Flavour without salt?
Eating without salt is often associated with bland, tasteless food, but does it have to be that way? Let's look at the consumption of this condiment and some possible alternatives.
on today's menu11 September 2017
According to the Spanish Association for Consumer Affairs, Food Safety and Nutrition (AECOSAN), in Spain we consume an average 9.7 grams of salt per day, almost double the World Health Organisation’s recommendation. The WHO recommends a daily salt consumption of 5 grams, the equivalent of one teaspoon or 2 grams of sodium per day.
The truth is, almost nobody controls the amount of salt in their food, we season with 'a pinch' and hardly take into account the proportion of salt found in sausages and cut meats, frozen meals, sauces and appetizers that represent 72% of the sodium we ingest.
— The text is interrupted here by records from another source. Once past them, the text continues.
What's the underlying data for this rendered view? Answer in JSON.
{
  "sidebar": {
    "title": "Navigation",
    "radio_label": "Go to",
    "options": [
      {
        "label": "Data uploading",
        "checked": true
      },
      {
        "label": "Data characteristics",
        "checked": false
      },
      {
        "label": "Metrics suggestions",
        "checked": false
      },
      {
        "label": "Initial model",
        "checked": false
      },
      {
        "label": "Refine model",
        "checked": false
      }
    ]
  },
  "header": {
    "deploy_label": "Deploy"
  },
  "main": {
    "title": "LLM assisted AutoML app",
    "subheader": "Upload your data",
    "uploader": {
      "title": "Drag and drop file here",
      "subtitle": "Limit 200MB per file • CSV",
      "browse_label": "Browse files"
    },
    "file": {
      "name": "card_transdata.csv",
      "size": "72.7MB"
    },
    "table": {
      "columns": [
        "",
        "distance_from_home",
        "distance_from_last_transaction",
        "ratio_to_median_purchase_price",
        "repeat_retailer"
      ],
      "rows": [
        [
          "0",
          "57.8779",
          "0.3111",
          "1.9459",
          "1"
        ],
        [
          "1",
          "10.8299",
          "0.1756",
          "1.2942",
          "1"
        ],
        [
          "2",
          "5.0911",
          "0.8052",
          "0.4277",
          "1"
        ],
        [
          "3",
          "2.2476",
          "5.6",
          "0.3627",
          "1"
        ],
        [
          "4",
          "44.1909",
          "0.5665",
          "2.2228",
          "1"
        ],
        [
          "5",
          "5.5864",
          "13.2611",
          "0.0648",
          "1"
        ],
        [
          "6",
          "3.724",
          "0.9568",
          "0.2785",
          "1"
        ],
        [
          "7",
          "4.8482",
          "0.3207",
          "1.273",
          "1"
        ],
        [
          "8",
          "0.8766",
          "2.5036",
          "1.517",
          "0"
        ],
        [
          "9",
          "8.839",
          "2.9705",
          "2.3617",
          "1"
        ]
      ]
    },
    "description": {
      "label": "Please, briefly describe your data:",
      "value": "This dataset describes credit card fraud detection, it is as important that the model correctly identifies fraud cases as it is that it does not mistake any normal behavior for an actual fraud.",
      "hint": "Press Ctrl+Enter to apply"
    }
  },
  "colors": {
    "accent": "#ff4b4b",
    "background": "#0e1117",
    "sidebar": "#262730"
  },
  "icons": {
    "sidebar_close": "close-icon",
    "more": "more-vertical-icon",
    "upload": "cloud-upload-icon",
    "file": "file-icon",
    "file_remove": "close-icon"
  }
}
The problem lies in an excess consumption of salt which is associated with an increase in blood pressure and consequently in cardiovascular diseases. Since we know that 45% of heart attacks and 50% of strokes are associated with high blood pressure, it is vital to take preventative measures and evaluate the various behaviours we can adopt in order to reduce or adjust our salt intake.
• Control the amount of salt in homemade meals. This can be done by adding just the right measurement of salt in a teaspoon and trying not to use more during the day.
• Carefully look at the ingredients in the foods you buy and try to compare and choose those that best suit your needs. To calculate the salt content, multiply the grams of sodium by 2.5.
• If you suffer from a disease that requires a reduced salt intake you can follow a low-sodium diet. This means emptying the salt cellar and significantly reducing various foods that either through processing or naturally, contain salt.
Tricks for reducing the use of salt
• Use aromatic herbs and other condiments: use your imagination and try seasoning dishes with Provençal herbs, spices or other condiments such as curry, turmeric or ginger, for instance. There are endless possibilities and you may be surprised by the results. You'll also find different ready-mixed seasonings in the supermarket, such as Mexican, Italian, Asian, etc. which are ideal for certain dishes.
• Lemon and vinegar can add an interesting touch by incorporating acidity without adding too much salt.
• Steaming: steamed foods don't come into contact with any other ingredients and so their natural sodium content is better preserved.
• Save it for the next day: keeping stews and soups for the next day helps concentrate the flavours without having to add salt.
• Use naturally low-sodium fresh ingredients: fruits and vegetables, pulses, fresh meats and fish, seasonal produce, especially fresh, both raw and cooked usually contain very little salt and are a good choice for your menu.
Adjust your cooking and eating habits so that your sodium intake is low to moderate. Along with a selection of healthy foods, maintaining a weight suitable for your age, size and activity, are all associated with reducing high blood pressure.